Yes, this novel is classed as a young adult book. No, I sadly no longer class myself as a young adult (though I don’t think 25 is far off!). However if I like the look of a book I throw caution to the wind and read it regardless of age boundaries!
I read The Fault in our Stars perhaps for the same reason others did. The film came out.
Now I am not opposed to film adaptations, but I never knowingly watch one without reading the book first. A nasty habit of mine I know, at least for those around me, as I will then criticize a film completely on the basis as to whether it stays true to the book. This film is currently in my DVD pile, unopened, waiting for my critique! So for now I’ll just share my thoughts on the novel.
In short, the novel is about a teenage girl with cancer. But what I loved about it is that it is not a novel about a teenage girl with cancer. One of the greatest successes of the book, I think, is the main character Hazel. Of course, it wouldn’t say much for a novel if the first person narrator and main character was not liked! But I have on occasion found myself in love with a book but still unable to fully connect with the protagonist.

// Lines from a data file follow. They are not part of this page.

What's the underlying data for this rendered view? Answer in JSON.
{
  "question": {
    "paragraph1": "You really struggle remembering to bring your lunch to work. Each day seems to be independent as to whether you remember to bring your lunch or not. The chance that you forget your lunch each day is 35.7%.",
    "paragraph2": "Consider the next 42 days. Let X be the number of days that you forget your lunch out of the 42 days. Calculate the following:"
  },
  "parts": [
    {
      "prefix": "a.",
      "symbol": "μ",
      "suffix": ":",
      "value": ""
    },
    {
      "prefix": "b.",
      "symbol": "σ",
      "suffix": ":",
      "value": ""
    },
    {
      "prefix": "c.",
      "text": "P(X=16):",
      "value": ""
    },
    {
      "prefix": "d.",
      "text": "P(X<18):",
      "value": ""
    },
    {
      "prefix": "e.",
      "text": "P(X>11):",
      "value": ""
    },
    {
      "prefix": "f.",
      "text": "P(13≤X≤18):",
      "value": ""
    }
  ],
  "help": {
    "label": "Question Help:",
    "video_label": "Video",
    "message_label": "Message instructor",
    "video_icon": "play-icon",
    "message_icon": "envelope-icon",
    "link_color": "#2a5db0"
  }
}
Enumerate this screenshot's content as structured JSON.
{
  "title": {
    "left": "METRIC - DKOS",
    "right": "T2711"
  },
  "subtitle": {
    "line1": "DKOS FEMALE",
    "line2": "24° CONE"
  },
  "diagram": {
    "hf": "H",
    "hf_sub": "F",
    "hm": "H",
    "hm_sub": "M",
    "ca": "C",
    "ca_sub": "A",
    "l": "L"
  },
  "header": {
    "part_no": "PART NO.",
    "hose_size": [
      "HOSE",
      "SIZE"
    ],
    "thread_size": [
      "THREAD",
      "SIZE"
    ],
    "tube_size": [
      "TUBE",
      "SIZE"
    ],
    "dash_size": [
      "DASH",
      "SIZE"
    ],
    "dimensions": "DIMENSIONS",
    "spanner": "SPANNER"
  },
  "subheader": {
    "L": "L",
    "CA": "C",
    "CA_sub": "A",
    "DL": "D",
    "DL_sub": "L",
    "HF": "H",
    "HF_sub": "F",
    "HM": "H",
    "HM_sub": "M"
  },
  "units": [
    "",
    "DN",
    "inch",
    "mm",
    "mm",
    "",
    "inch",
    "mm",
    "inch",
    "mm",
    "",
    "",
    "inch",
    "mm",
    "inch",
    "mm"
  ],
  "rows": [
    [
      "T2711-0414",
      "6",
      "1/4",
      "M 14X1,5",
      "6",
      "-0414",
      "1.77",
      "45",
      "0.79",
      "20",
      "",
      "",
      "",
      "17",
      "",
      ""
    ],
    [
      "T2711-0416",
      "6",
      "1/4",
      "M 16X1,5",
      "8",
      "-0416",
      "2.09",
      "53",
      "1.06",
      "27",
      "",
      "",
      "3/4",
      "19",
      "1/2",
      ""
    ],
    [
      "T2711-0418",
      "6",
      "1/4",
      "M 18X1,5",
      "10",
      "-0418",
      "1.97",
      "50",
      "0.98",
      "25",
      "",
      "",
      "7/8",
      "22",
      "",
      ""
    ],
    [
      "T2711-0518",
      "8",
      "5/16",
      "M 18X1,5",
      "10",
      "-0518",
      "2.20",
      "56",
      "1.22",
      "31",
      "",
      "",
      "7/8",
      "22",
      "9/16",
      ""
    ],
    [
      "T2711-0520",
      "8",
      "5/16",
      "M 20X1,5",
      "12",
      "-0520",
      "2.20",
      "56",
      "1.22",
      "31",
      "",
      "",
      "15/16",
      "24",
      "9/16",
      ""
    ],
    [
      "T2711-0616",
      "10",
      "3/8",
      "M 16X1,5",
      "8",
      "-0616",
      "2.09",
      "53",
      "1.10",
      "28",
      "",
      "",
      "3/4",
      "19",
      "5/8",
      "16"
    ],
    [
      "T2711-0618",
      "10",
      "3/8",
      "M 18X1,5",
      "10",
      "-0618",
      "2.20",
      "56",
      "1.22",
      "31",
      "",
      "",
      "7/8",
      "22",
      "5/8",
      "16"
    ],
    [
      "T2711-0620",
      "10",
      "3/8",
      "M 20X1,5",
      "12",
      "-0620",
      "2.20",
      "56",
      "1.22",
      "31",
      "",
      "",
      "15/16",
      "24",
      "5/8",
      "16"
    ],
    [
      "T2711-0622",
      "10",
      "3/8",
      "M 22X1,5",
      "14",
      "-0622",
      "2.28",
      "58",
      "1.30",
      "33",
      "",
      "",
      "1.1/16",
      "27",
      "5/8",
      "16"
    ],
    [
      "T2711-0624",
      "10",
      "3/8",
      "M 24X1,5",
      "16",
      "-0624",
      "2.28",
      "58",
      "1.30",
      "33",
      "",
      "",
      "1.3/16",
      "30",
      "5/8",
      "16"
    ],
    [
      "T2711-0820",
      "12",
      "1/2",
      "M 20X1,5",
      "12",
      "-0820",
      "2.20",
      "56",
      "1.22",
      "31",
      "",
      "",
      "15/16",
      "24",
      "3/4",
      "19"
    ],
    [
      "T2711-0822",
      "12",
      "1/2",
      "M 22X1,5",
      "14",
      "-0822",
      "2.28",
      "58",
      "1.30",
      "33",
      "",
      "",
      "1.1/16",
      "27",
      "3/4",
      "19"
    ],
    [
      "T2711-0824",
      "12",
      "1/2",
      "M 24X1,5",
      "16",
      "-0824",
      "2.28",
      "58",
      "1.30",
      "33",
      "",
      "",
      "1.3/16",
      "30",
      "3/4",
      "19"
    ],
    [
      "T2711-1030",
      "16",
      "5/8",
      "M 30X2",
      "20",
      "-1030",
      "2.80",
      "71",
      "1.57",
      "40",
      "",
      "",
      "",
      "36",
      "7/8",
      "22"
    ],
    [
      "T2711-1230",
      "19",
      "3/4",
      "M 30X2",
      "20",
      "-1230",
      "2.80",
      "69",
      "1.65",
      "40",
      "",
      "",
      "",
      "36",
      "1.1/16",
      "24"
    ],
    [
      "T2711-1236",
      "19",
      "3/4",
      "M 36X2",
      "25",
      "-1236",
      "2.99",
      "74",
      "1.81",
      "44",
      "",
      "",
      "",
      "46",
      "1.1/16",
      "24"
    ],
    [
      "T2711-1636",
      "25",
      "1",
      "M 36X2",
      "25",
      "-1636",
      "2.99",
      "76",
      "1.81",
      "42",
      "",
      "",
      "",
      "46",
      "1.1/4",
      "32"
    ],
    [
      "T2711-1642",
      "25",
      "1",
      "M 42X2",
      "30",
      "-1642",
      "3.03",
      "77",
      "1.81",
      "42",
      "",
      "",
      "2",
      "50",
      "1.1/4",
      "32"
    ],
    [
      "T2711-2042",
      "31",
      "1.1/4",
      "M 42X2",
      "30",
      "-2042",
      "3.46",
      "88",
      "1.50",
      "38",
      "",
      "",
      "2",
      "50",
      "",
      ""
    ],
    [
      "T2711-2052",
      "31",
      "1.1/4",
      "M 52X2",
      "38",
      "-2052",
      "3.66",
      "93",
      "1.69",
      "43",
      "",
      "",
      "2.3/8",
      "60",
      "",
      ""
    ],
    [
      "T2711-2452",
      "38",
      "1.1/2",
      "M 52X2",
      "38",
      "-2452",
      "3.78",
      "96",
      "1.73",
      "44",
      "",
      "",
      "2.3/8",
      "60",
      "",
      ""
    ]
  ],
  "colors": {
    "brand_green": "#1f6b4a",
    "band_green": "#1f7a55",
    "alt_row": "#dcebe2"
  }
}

This was not the case with Hazel Grace.
John Green has managed to create a sense of realism with his protagonist. There is a certain truth to the way in which we see Hazel’s world. Her cancer does not define her, instead she is defined as being a teenager, which of course she should be. This for me is where I found the connection. Everyone can relate to those unpredictable years, hormones, sex, parental control is all thrown up in the air, the relative safety of childhood is gone. Of course, this does not diminish the fact that Hazel is coping with a death sentence over her head. However, it is the author’s ability to see beyond that, to make Hazel far more than just a girl with cancer that really stands out for me.
Although the novel is a love story, it goes beyond that. For me the greatest triumph of the author is his focus on life. In so many ways, this could have been a story about death, about the inevitability of it, the debilitating affects of disease. Instead, although cancer is not shied away from in the novel (in fact the honesty of it is quite beautiful), the way in which life is embraced, even in unimaginable circumstances, radiates throughout the novel.
I would give this book a solid 8/10. I thoroughly enjoyed it…and any book that can make me cry for a solid two chapters is a winner for me! I would definitely recommend it beyond just the expected young adult audience. For me, it is a realistic, witty and heart wrenching read and I could easily read it again with a box of tissues to hand!
…‘We only part to meet again’ – (John Gay)